WHAT IS BEING ASKED: Each line of the records needs to come back exactly as written.

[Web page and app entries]
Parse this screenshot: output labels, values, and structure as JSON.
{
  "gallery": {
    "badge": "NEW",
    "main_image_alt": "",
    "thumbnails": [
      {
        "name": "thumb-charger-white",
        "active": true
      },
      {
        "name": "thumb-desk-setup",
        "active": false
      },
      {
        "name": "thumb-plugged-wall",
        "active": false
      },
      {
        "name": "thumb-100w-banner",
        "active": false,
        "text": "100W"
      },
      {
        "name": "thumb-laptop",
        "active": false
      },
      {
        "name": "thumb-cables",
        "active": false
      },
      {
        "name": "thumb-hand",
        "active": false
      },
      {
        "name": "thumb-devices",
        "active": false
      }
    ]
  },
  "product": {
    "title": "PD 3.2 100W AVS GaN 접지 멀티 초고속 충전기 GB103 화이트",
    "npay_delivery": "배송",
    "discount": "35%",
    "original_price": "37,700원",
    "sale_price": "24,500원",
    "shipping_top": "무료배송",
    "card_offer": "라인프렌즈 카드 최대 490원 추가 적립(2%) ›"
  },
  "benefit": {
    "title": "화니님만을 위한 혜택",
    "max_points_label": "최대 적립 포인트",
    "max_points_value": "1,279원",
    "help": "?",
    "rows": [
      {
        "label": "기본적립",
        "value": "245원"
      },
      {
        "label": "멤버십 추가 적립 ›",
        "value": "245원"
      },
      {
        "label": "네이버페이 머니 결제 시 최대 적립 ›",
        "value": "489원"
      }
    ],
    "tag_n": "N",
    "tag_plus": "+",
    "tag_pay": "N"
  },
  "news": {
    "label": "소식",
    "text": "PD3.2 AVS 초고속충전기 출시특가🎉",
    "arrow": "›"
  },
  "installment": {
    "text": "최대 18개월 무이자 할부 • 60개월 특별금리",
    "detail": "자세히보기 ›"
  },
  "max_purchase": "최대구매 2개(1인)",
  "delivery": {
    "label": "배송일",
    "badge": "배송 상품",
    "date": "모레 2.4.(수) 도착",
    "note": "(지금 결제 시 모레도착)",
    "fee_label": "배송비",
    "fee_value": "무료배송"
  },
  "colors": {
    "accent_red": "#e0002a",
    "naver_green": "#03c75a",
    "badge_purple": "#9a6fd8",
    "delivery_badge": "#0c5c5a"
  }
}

ANSWER SPACE:
Parse this screenshot: output labels, values, and structure as JSON.
{
  "gallery": {
    "badge": "NEW",
    "main_image_alt": "",
    "thumbnails": [
      {
        "name": "thumb-charger-white",
        "active": true
      },
      {
        "name": "thumb-desk-setup",
        "active": false
      },
      {
        "name": "thumb-plugged-wall",
        "active": false
      },
      {
        "name": "thumb-100w-banner",
        "active": false,
        "text": "100W"
      },
      {
        "name": "thumb-laptop",
        "active": false
      },
      {
        "name": "thumb-cables",
        "active": false
      },
      {
        "name": "thumb-hand",
        "active": false
      },
      {
        "name": "thumb-devices",
        "active": false
      }
    ]
  },
  "product": {
    "title": "PD 3.2 100W AVS GaN 접지 멀티 초고속 충전기 GB103 화이트",
    "npay_delivery": "배송",
    "discount": "35%",
    "original_price": "37,700원",
    "sale_price": "24,500원",
    "shipping_top": "무료배송",
    "card_offer": "라인프렌즈 카드 최대 490원 추가 적립(2%) ›"
  },
  "benefit": {
    "title": "화니님만을 위한 혜택",
    "max_points_label": "최대 적립 포인트",
    "max_points_value": "1,279원",
    "help": "?",
    "rows": [
      {
        "label": "기본적립",
        "value": "245원"
      },
      {
        "label": "멤버십 추가 적립 ›",
        "value": "245원"
      },
      {
        "label": "네이버페이 머니 결제 시 최대 적립 ›",
        "value": "489원"
      }
    ],
    "tag_n": "N",
    "tag_plus": "+",
    "tag_pay": "N"
  },
  "news": {
    "label": "소식",
    "text": "PD3.2 AVS 초고속충전기 출시특가🎉",
    "arrow": "›"
  },
  "installment": {
    "text": "최대 18개월 무이자 할부 • 60개월 특별금리",
    "detail": "자세히보기 ›"
  },
  "max_purchase": "최대구매 2개(1인)",
  "delivery": {
    "label": "배송일",
    "badge": "배송 상품",
    "date": "모레 2.4.(수) 도착",
    "note": "(지금 결제 시 모레도착)",
    "fee_label": "배송비",
    "fee_value": "무료배송"
  },
  "colors": {
    "accent_red": "#e0002a",
    "naver_green": "#03c75a",
    "badge_purple": "#9a6fd8",
    "delivery_badge": "#0c5c5a"
  }
}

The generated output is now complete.